By Shane Bauer
The light is fading from the dusty Baghdad sky as Hassan Mahsan re-enacts what happened to his family last summer. We're standing in the courtyard of his concrete-block house, his children are watching us quietly and his wife is twirling large circles of dough and slapping them against the inside walls of a roaring oven. He walks over to his three-foot-tall daughter and grabs her head like a melon. As she stands there, he gestures wildly behind her, pretending to tie up her hands, then pretending to point a rifle at her head. "They took the blindfold off me, pointed the gun at her head and cocked it, saying, 'Either you tell us where al-Zaydawi is, or we kill your daughter.'"

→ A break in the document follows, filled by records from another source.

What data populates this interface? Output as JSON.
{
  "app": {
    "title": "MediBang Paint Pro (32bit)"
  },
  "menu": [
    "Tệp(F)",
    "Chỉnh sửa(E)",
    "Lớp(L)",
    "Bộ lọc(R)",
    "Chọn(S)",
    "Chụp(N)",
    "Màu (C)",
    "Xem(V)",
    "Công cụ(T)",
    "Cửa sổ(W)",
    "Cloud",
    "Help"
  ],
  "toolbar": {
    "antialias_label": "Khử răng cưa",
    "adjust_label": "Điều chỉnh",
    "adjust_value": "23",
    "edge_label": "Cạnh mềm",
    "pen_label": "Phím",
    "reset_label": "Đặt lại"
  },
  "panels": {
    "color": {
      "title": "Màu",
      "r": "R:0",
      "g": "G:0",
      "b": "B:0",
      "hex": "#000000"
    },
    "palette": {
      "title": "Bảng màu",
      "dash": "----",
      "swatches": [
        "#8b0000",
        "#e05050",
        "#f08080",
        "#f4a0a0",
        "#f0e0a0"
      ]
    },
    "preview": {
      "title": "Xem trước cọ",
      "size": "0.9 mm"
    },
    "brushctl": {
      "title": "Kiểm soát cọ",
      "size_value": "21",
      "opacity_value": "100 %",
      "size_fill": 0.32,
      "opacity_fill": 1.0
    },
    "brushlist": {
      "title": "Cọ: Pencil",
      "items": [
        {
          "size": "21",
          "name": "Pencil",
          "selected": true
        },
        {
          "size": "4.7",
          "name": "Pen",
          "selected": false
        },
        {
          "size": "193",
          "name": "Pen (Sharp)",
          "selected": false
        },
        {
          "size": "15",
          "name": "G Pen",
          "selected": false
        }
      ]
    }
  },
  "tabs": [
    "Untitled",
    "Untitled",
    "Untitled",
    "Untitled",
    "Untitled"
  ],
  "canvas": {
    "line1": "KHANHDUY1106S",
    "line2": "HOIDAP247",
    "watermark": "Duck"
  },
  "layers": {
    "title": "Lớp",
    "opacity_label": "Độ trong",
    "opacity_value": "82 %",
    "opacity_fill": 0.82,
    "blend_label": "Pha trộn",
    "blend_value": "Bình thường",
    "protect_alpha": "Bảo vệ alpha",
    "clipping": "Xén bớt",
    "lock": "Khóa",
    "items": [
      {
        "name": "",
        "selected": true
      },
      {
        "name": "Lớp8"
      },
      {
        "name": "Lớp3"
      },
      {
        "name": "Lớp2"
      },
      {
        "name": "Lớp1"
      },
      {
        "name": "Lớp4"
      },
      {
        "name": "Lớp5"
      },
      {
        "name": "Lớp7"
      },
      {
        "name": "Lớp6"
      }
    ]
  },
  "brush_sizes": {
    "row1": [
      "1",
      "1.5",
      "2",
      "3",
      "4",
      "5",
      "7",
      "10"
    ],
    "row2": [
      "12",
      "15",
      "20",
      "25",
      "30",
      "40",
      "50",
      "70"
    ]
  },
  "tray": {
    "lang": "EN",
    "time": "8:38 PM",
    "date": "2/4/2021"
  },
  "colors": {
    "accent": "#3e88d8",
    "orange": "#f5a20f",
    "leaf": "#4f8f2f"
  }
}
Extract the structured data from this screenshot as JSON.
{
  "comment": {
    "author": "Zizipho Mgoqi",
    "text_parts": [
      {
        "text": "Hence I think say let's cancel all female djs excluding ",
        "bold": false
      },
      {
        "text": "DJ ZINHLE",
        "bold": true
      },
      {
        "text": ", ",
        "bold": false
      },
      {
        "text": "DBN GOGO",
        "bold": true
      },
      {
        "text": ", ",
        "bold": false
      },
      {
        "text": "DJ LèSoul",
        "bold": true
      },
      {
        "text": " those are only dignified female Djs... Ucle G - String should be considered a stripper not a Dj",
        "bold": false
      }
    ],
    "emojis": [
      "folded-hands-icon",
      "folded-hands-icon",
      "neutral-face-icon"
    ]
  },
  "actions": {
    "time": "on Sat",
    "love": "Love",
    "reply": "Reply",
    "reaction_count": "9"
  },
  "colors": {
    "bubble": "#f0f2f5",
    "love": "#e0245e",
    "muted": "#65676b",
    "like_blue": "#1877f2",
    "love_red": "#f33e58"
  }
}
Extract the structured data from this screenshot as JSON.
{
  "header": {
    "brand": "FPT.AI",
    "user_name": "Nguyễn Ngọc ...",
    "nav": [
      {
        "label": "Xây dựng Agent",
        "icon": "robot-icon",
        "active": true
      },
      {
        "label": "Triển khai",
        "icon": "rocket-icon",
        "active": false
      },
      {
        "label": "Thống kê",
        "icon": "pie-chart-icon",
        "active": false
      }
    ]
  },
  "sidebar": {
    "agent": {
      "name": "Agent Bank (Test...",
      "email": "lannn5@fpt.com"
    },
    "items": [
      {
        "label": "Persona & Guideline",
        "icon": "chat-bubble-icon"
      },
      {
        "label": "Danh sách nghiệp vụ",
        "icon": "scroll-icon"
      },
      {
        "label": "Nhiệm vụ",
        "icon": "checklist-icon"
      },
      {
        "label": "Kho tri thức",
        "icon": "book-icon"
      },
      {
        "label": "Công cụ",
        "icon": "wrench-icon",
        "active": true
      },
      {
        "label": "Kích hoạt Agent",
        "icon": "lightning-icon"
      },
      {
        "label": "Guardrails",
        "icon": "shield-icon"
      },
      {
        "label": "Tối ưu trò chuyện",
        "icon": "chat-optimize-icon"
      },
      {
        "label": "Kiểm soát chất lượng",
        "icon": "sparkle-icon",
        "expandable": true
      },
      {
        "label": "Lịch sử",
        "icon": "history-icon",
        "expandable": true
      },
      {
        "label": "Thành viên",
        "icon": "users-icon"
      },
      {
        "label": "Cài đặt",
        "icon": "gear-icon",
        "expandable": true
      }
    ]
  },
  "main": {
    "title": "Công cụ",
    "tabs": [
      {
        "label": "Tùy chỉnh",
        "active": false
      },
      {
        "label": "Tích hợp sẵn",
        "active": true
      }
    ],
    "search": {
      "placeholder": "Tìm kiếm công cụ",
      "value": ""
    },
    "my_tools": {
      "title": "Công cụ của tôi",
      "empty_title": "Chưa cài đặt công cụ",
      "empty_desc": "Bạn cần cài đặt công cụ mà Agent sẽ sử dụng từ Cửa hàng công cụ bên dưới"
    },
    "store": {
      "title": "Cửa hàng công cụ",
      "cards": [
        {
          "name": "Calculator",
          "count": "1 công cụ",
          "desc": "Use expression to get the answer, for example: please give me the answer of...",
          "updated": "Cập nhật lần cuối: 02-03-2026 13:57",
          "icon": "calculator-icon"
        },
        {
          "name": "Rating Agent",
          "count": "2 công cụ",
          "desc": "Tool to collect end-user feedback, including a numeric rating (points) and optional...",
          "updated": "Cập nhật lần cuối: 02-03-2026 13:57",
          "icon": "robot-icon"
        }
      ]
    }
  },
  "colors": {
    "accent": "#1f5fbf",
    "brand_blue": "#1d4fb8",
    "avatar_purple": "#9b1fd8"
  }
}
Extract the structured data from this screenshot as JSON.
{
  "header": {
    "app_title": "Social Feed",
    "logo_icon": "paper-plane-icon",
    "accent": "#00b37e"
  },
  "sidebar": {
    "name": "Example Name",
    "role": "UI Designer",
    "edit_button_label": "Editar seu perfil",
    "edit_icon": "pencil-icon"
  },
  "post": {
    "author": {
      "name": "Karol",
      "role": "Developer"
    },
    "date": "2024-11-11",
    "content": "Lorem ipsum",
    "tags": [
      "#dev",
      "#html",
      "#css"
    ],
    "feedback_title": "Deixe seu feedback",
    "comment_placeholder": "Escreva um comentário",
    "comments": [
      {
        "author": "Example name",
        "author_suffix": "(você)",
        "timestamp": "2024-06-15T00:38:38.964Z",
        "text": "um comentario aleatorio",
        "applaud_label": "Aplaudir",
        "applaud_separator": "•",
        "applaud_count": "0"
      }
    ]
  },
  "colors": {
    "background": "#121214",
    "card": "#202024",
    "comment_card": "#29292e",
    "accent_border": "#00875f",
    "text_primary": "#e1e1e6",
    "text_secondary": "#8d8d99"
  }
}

As Hassan tells it, it was a quiet night on June 10, 2008, in Sadr City, Baghdad's poor Shiite district of more than 2 million people, when the helicopter appeared over his house and the front door exploded, nearly burning his sleeping youngest son. Before Hassan knew it, he was on the ground, hands bound and a bag over his head, with eight men pointing rifles at him, locked and loaded.
At first he couldn't tell whether the men were Iraqis or Americans. He says he identified himself as a police sergeant, offering his ID before they took his pistol and knocked him to the ground. The men didn't move like any Iraqi forces he'd ever seen. They looked and spoke like his countrymen, but they were wearing American-style uniforms and carrying American weapons with night-vision scopes. They accused him of being a commander in the local militia, the Mahdi Army, before they dragged him off, telling his wife he was "finished." But before they left, they identified themselves. "We are the Special Forces. The dirty brigade," Hassan recalls them saying.